We Need To Tax The Rich But Instead We'll Do The Opposite
What’s the scale of the problem? The paper notes that in the U.S., “the share of overall wealth held by the top 1% has increased from around 25% in 1980 to over 40% today; for the top 0.1% it has increased from less than 10% to over 20% over the same time period.” Economic mobility has severely declined during the same time period as well, which means that our country today is far more unequal and offers far less opportunity than it did a generation ago.

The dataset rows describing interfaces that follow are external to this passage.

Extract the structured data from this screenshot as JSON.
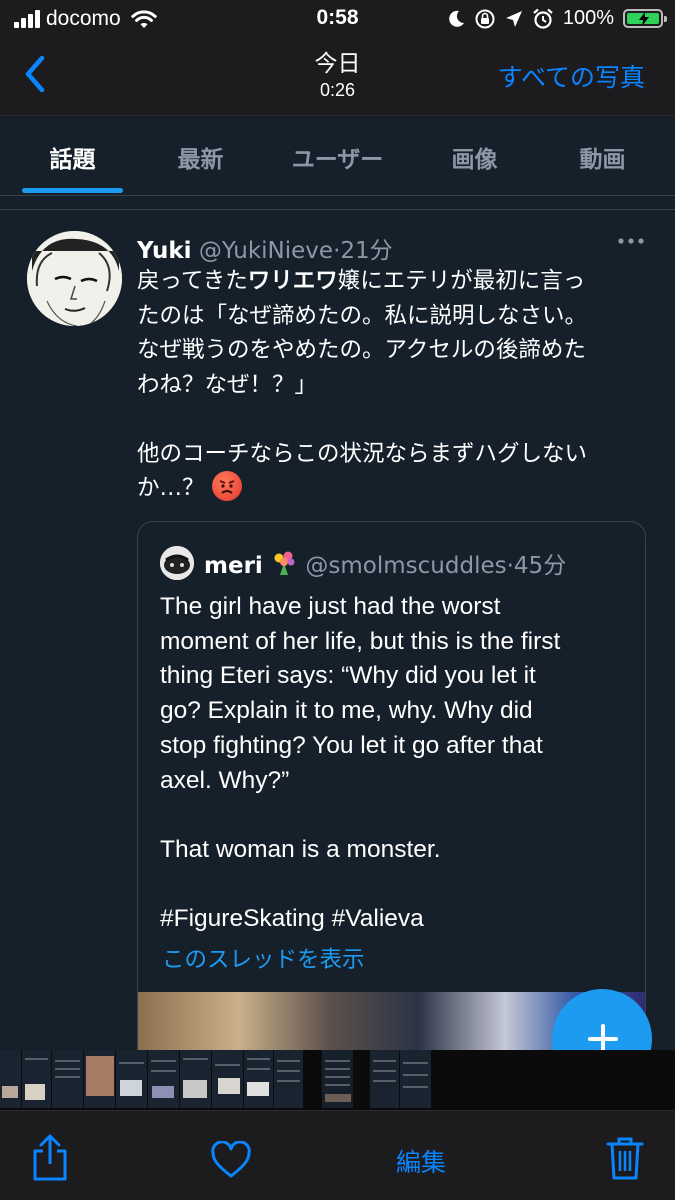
{
  "status_bar": {
    "carrier": "docomo",
    "time": "0:58",
    "battery_percent": "100%",
    "battery_level": 1.0,
    "charging": true
  },
  "nav": {
    "title": "今日",
    "subtitle": "0:26",
    "back_icon": "chevron-left-icon",
    "all_photos_label": "すべての写真"
  },
  "colors": {
    "ios_blue": "#0a84ff",
    "twitter_blue": "#1d9bf0",
    "twitter_bg": "#15202b",
    "muted_text": "#8b98a5",
    "battery_green": "#30d158"
  },
  "twitter": {
    "tabs": [
      {
        "label": "話題",
        "active": true
      },
      {
        "label": "最新",
        "active": false
      },
      {
        "label": "ユーザー",
        "active": false
      },
      {
        "label": "画像",
        "active": false
      },
      {
        "label": "動画",
        "active": false
      }
    ],
    "tweet": {
      "name": "Yuki",
      "handle": "@YukiNieve",
      "time": "21分",
      "lines": [
        {
          "pre": "戻ってきた",
          "bold": "ワリエワ",
          "post": "嬢にエテリが最初に言っ"
        },
        "たのは「なぜ諦めたの。私に説明しなさい。",
        "なぜ戦うのをやめたの。アクセルの後諦めた",
        "わね？なぜ！？」",
        "他のコーチならこの状況ならまずハグしない",
        "か…？"
      ],
      "emoji": "angry-face-emoji"
    },
    "quote": {
      "name": "meri",
      "emoji": "bouquet-emoji",
      "handle": "@smolmscuddles",
      "time": "45分",
      "lines": [
        "The girl have just had the worst",
        "moment of her life, but this is the first",
        "thing Eteri says: “Why did you let it",
        "go? Explain it to me, why. Why did",
        "stop fighting? You let it go after that",
        "axel. Why?”",
        "That woman is a monster.",
        "#FigureSkating #Valieva"
      ],
      "show_thread": "このスレッドを表示"
    },
    "fab_icon": "plus-icon"
  },
  "toolbar": {
    "share_icon": "share-icon",
    "favorite_icon": "heart-icon",
    "edit_label": "編集",
    "delete_icon": "trash-icon"
  }
}
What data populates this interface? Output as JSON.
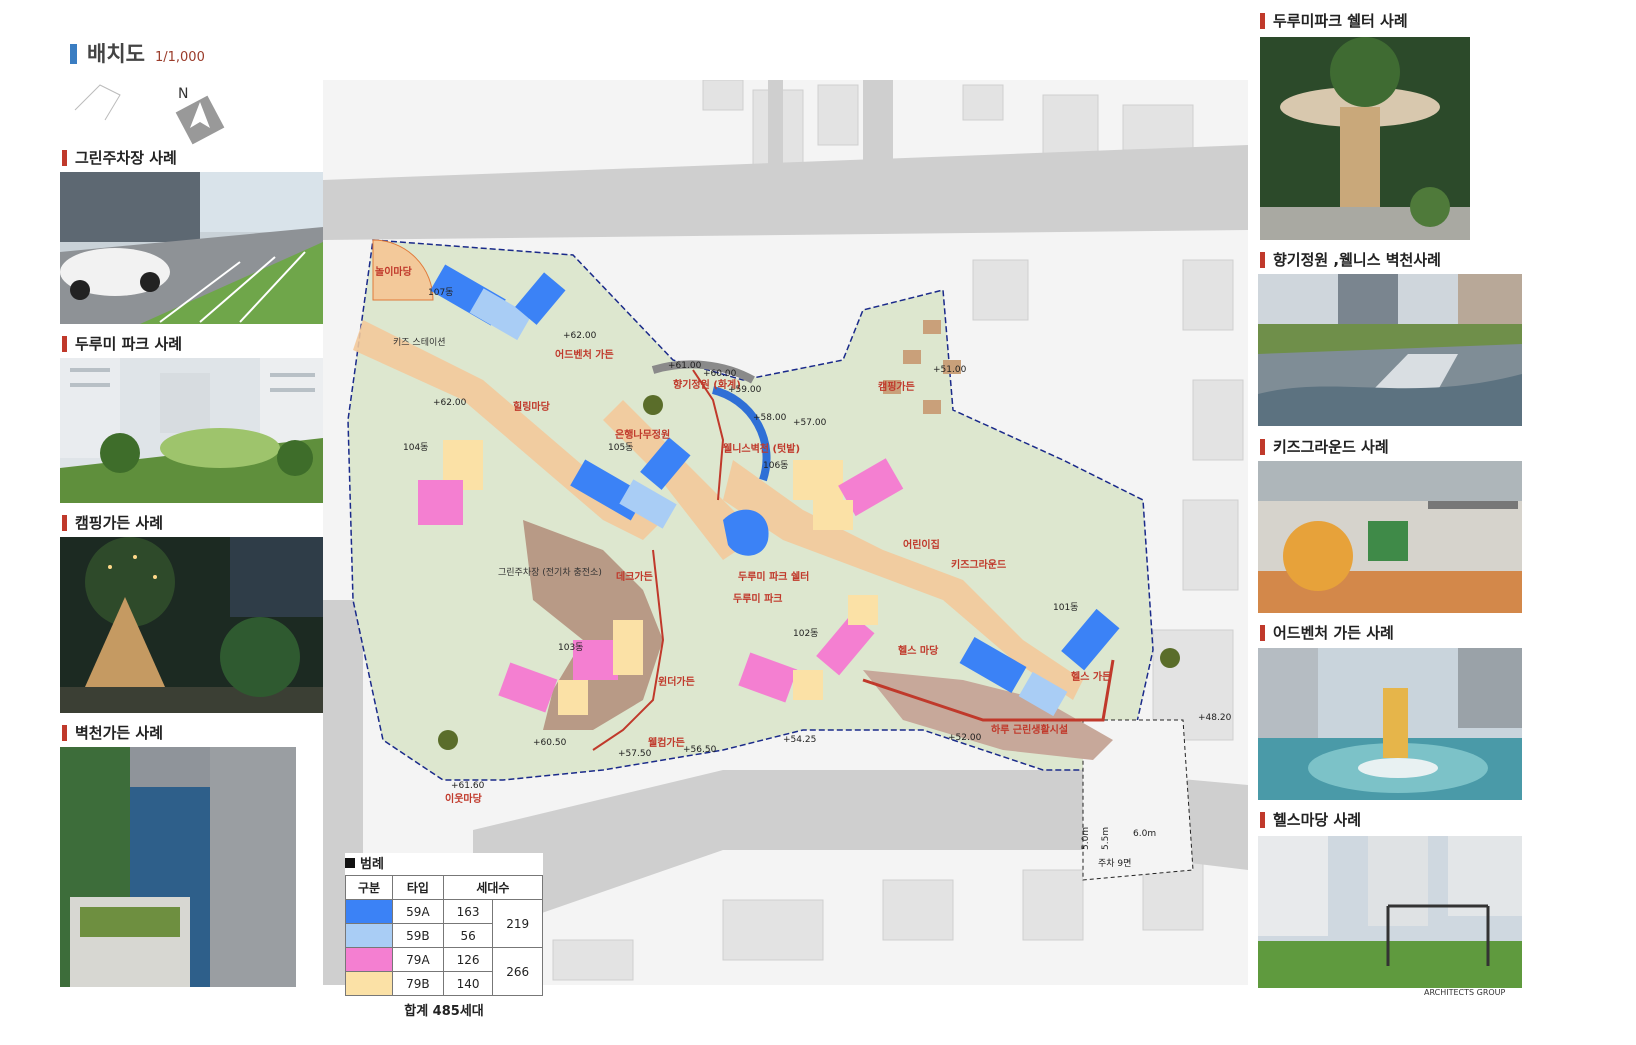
{
  "header": {
    "title": "배치도",
    "scale": "1/1,000"
  },
  "compass": {
    "label": "N"
  },
  "captions": {
    "green_parking": "그린주차장 사례",
    "durumi_park": "두루미 파크 사례",
    "camping_garden": "캠핑가든 사례",
    "wall_garden": "벽천가든 사례",
    "shelter": "두루미파크 쉘터 사례",
    "fragrance": "향기정원 ,웰니스 벽천사례",
    "kids_ground": "키즈그라운드 사례",
    "adventure": "어드벤처 가든 사례",
    "health": "헬스마당 사례"
  },
  "map_labels": {
    "play": "놀이마당",
    "adventure": "어드벤처 가든",
    "healing": "힐링마당",
    "ginkgo": "은행나무정원",
    "fragrance": "향기정원\n(화계)",
    "wellness": "웰니스벽천\n(텃밭)",
    "camping": "캠핑가든",
    "daycare": "어린이집",
    "kids": "키즈그라운드",
    "deck": "데크가든",
    "shelter": "두루미 파크 쉘터",
    "durumi": "두루미\n파크",
    "health": "헬스 마당",
    "summer": "하루 근린생활시설",
    "healthgarden": "헬스\n가든",
    "windergarden": "윈더가든",
    "welcome": "웰컴가든",
    "neighbor": "이웃마당",
    "kidsstage": "키즈 스테이션",
    "greenparking": "그린주차장\n(전기차 충전소)"
  },
  "buildings": [
    "107동",
    "105동",
    "106동",
    "104동",
    "103동",
    "102동",
    "101동"
  ],
  "levels": [
    "+62.00",
    "+61.00",
    "+60.00",
    "+59.00",
    "+58.00",
    "+57.00",
    "+56.50",
    "+57.50",
    "+54.25",
    "+52.00",
    "+51.00",
    "+48.20",
    "+61.60",
    "+62.00",
    "+60.50"
  ],
  "parking": {
    "w1": "5.0m",
    "w2": "5.5m",
    "w3": "6.0m",
    "count": "주차 9면"
  },
  "legend": {
    "title": "범례",
    "headers": [
      "구분",
      "타입",
      "세대수"
    ],
    "rows": [
      {
        "type": "59A",
        "count": "163",
        "color": "#3b82f6"
      },
      {
        "type": "59B",
        "count": "56",
        "color": "#a9cdf5"
      },
      {
        "type": "79A",
        "count": "126",
        "color": "#f47fd1"
      },
      {
        "type": "79B",
        "count": "140",
        "color": "#fbe1a6"
      }
    ],
    "group1_total": "219",
    "group2_total": "266",
    "total": "합계 485세대"
  },
  "footer": {
    "brand": "ARCHITECTS GROUP"
  }
}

When the very wealthy double their share of the pie at the same time when it is harder than ever to achieve a better living standard than your own parents, people will naturally get frustrated, even if they can’t put their finger on who or what is thwarting their dreams.
The new study uses an economic model to examine several possible drivers of inequality in the past 35 years, including the decline of progressive taxation (meaning that the rich are being asked to give less of what they earn back to the public), increases in wage inequality (the growing gap between how much high and low earners are paid), and the rise of the capital share of income (how much of our national income comes from capital, rather than from wages for labor). Their findings: It’s the taxes, stupid.